I can’t decide if I love the uspassageglowye of penumbra or find it ridiculous in Justin Cronin’s The Passage. It is probably a better choice than glowy, which is how I think of this scene. One thing is for sure: it is a descriptive scene that caught my attention and found me thinking about it the day after I read it.

It’s a Shame, not a Precedent

I didn’t plan on running posts from two novels simultaneously, but here I am again: one post/two novels, scenes I read within a day or so of each other. I’d put it down to my general reading habits and choosing certain kinds of books, but this is the first time I’ve read Justin Cronin and reading The Passage is at the suggestion of a stranger. I chose Les Miserables by Victor Hugo because it was a very big book – my copy is over 1400 pages – so I wouldn’t have to find something good to read again too soon.

There is a suggested musical accompaniment for today’s post: The Grateful Dead’s Throwing Stones.

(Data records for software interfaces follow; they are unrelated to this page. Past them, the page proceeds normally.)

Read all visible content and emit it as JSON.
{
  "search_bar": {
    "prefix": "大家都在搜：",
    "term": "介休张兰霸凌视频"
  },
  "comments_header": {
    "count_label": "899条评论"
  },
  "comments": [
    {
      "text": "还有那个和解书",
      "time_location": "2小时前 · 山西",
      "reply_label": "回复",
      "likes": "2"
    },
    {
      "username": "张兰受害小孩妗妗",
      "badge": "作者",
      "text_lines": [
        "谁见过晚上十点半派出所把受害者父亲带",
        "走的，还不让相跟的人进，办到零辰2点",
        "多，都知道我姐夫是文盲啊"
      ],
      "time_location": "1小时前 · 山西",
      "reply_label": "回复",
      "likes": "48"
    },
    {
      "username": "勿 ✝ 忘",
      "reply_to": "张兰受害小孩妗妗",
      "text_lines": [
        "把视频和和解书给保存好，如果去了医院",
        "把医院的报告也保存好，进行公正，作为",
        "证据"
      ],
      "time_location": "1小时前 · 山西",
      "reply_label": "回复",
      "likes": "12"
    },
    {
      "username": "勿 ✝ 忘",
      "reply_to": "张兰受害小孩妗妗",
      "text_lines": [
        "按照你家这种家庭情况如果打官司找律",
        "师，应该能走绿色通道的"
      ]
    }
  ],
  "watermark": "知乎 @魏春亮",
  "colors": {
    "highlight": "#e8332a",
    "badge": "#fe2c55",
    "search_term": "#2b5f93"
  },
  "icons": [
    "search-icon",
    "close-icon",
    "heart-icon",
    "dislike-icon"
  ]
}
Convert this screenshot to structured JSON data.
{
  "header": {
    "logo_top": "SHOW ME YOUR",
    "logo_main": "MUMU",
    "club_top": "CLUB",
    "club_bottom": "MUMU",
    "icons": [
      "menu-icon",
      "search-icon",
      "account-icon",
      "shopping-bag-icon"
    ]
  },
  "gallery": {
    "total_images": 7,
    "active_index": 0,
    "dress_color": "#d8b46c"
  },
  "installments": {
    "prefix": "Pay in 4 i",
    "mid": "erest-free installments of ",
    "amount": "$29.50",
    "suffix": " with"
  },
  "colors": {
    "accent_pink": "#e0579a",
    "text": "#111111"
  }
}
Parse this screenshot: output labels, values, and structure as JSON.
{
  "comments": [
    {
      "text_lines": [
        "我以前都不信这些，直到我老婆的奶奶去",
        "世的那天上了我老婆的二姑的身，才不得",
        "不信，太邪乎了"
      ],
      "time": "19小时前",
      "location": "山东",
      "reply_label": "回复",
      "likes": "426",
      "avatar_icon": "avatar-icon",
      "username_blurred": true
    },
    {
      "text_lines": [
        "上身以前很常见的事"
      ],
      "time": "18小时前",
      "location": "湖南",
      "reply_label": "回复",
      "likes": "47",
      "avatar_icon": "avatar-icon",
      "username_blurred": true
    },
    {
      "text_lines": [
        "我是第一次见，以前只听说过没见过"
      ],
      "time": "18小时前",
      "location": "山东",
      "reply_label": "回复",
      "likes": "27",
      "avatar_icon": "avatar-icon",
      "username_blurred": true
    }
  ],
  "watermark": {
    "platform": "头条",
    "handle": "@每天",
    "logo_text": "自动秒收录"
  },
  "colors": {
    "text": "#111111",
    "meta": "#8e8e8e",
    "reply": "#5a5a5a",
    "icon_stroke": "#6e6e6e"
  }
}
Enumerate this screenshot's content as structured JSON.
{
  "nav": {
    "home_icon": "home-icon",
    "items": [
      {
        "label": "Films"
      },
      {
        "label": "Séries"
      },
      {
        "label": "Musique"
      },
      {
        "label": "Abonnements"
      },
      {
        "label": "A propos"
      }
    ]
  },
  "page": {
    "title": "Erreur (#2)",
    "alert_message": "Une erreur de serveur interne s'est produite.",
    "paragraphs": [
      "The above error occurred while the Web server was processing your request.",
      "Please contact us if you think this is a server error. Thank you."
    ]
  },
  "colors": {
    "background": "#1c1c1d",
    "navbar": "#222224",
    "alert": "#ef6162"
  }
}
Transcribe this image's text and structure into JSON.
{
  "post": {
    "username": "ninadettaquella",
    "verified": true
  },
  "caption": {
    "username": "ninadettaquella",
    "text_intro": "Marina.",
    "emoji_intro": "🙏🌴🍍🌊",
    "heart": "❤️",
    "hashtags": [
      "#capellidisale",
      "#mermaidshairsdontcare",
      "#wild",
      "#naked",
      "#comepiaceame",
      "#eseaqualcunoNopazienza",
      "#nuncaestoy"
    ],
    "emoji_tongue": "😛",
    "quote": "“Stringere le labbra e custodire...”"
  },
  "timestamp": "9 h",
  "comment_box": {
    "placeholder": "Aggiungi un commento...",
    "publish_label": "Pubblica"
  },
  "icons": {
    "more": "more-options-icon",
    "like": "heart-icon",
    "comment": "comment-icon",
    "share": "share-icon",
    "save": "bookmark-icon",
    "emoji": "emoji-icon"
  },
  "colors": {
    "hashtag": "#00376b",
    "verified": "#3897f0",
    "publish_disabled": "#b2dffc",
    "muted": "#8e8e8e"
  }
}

ashame

A special thanks to Manzanar, a National Historic Site not too far from my home. Places like Manzanar are part of what makes America great, places that face up to the terrible errors we’ve made as a country and work to educate Americans and the world so it will never happen again. If you’re not quite sure what the word internment means, feel free to click the link – it will take you to a thesaurus page.